> Dataset rows for apps and sites
- - - -

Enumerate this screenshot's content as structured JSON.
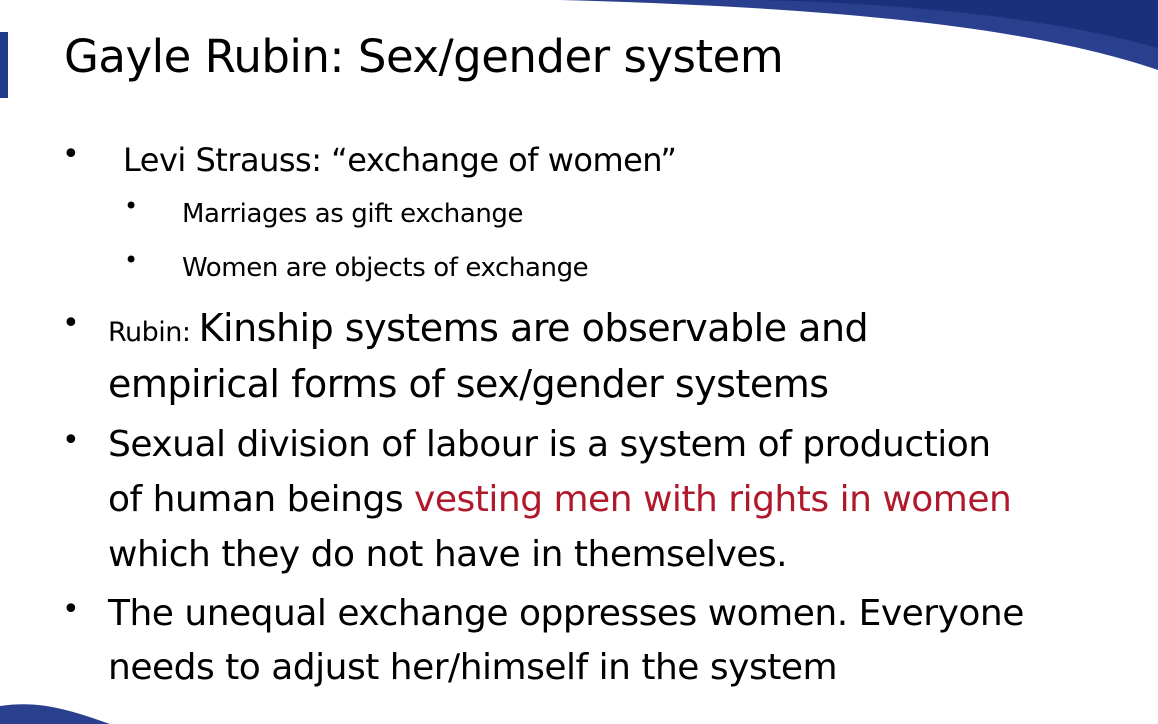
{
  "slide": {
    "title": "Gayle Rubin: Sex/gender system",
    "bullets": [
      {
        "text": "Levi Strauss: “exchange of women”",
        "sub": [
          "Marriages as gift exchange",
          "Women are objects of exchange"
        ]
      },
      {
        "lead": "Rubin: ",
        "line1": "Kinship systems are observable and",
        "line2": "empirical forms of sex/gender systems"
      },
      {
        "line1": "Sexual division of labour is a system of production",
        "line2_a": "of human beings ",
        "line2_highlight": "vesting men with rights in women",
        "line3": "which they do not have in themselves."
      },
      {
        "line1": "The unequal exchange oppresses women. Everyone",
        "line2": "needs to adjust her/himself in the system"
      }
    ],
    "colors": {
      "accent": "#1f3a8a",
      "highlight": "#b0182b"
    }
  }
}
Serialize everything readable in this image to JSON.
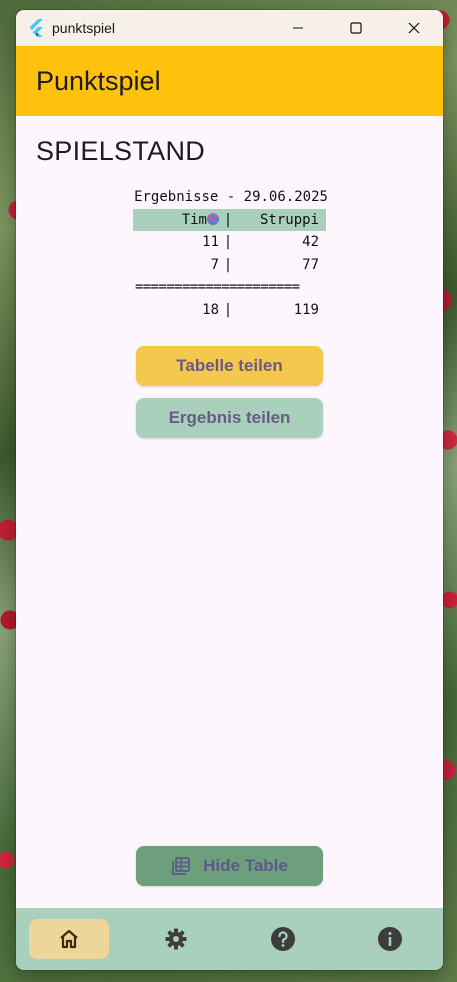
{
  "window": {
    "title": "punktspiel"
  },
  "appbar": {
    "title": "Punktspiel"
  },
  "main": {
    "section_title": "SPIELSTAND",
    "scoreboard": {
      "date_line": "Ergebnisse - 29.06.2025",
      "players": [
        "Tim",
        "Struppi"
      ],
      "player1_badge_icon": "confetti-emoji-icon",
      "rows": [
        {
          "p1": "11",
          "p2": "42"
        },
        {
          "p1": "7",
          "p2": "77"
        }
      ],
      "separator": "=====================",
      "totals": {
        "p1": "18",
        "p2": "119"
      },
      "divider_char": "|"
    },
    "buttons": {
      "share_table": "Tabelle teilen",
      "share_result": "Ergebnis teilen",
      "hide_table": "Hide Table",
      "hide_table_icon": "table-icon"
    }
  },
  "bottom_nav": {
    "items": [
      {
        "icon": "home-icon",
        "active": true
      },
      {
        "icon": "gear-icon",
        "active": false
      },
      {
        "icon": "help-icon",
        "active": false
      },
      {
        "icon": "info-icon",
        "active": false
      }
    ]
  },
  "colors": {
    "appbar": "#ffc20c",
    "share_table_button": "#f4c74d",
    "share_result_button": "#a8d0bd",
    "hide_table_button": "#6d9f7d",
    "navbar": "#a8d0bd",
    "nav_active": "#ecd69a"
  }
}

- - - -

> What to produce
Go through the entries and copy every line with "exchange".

> Expected answer
        "text": "Levi Strauss: “exchange of women”",
          "Marriages as gift exchange",
          "Women are objects of exchange"
        "line1": "The unequal exchange oppresses women. Everyone",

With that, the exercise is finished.